Exercise directions: The answer should consist of each line from the data below that includes "JSON".
____
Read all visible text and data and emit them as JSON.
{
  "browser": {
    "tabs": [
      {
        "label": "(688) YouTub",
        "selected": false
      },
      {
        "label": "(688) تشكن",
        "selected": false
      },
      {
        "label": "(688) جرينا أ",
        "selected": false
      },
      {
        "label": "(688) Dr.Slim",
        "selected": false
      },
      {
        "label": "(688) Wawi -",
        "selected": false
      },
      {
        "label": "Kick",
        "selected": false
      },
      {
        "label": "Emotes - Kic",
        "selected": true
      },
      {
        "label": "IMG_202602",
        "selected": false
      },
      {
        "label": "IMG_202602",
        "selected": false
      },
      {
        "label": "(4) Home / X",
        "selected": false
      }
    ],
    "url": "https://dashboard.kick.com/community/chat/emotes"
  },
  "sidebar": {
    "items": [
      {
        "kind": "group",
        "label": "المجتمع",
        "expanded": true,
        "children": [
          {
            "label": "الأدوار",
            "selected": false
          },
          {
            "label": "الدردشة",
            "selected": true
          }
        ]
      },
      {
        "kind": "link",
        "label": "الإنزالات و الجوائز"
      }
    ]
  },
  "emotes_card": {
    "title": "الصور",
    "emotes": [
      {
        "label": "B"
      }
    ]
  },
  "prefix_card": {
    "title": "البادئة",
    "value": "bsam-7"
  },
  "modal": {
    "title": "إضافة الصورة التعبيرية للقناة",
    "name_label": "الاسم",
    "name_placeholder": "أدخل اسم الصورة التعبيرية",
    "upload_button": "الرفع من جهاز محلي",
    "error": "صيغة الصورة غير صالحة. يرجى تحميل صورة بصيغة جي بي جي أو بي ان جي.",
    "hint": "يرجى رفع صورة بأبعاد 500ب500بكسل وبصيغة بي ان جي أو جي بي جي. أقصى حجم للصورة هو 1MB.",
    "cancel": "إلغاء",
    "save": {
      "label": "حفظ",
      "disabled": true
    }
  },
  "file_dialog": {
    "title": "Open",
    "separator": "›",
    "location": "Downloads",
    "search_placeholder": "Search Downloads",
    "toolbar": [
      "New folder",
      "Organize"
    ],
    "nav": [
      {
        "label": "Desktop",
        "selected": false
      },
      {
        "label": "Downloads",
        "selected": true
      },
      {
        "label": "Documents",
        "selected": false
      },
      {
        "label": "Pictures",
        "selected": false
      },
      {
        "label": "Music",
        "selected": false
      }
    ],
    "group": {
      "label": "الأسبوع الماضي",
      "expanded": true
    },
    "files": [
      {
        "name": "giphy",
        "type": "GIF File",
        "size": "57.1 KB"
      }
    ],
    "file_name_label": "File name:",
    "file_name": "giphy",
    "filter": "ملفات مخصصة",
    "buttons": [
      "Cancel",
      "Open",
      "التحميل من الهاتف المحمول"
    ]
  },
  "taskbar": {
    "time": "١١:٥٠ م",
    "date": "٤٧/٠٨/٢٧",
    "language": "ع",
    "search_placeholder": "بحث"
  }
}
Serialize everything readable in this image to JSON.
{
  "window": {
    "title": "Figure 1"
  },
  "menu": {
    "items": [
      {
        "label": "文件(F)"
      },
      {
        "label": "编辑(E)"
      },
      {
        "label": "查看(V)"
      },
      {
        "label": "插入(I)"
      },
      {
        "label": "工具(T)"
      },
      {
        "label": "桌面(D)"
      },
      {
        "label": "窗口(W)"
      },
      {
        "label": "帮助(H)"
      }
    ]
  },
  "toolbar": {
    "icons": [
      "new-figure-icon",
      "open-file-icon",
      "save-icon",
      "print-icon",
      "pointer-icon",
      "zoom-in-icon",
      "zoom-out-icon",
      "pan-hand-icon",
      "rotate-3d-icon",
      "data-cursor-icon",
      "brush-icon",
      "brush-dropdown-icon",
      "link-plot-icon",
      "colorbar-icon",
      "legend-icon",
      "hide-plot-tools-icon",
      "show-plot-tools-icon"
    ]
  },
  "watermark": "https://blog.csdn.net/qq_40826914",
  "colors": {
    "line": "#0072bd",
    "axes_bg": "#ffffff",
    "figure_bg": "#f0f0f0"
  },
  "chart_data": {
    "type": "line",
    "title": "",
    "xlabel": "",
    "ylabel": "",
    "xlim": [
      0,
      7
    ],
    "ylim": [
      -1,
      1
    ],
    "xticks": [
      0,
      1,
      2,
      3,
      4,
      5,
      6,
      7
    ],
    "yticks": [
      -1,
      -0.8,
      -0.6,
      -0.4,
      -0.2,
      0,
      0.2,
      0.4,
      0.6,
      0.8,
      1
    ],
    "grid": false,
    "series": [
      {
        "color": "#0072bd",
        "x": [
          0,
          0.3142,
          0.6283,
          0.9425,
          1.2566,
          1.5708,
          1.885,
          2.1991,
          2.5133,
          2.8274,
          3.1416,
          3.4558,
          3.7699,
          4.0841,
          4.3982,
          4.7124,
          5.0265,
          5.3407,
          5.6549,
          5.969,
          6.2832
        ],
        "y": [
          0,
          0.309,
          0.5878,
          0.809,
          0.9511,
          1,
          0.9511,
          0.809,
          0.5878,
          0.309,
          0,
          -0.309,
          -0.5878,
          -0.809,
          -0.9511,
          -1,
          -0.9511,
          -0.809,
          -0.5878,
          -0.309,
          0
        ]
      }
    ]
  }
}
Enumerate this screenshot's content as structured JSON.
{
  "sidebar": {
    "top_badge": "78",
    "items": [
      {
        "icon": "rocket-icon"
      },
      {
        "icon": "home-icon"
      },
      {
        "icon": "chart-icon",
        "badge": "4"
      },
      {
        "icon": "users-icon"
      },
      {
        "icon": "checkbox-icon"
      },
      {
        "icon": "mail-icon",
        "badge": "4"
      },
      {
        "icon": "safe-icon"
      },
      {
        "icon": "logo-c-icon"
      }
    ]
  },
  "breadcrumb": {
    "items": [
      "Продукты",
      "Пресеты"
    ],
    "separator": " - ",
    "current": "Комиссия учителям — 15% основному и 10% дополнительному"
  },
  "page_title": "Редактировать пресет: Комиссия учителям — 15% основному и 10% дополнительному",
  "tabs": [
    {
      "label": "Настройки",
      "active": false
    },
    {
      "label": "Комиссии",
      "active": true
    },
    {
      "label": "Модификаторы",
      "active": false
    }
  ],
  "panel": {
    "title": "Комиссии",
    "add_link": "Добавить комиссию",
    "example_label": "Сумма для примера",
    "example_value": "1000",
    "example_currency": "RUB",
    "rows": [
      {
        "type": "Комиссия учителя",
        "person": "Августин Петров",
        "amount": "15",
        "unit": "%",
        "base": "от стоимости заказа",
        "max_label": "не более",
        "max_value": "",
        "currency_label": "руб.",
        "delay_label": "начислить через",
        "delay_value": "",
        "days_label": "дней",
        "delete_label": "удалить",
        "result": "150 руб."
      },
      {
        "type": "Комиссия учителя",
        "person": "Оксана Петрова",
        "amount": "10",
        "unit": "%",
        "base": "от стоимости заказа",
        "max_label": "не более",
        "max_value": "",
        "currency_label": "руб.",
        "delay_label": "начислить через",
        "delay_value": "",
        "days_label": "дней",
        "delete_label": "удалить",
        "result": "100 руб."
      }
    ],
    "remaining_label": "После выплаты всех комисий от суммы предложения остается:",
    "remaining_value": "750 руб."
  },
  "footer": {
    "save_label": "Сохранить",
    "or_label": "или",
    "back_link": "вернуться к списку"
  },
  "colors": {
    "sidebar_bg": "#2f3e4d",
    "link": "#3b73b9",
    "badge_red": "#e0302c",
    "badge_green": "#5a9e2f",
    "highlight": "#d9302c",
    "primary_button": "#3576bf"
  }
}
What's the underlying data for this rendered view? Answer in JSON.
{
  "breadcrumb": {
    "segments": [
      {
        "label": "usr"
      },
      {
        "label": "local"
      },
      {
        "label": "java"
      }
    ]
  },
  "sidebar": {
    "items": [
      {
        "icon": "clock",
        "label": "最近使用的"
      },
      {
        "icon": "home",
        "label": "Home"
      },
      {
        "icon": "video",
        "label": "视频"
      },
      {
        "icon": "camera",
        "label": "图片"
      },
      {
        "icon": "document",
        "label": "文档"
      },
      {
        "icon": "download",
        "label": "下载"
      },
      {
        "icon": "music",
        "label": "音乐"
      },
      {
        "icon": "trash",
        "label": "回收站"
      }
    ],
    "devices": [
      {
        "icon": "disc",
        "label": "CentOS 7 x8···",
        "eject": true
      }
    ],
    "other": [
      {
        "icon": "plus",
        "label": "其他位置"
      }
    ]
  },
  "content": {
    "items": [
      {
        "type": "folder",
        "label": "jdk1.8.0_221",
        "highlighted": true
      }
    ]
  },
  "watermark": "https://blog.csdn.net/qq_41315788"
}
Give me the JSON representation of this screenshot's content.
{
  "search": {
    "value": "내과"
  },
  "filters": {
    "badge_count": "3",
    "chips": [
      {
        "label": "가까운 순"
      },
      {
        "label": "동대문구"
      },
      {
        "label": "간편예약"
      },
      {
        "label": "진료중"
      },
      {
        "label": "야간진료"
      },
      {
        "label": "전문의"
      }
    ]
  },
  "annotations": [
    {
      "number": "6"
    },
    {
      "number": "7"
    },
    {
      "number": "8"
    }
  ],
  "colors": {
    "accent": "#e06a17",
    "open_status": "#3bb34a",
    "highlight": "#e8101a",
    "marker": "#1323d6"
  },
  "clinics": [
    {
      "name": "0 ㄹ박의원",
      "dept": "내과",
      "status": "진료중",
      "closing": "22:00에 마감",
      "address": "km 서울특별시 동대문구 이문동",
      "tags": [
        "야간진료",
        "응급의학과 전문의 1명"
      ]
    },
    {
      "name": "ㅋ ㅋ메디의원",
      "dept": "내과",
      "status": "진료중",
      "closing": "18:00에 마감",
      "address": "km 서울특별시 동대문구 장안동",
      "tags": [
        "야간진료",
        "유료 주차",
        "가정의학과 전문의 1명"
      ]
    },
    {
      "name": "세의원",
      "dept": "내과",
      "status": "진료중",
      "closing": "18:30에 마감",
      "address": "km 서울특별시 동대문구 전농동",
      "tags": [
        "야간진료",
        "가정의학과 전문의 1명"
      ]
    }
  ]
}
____
Result for this exercise:
Read all visible text and data and emit them as JSON.
Serialize everything readable in this image to JSON.
Enumerate this screenshot's content as structured JSON.
What's the underlying data for this rendered view? Answer in JSON.
Give me the JSON representation of this screenshot's content.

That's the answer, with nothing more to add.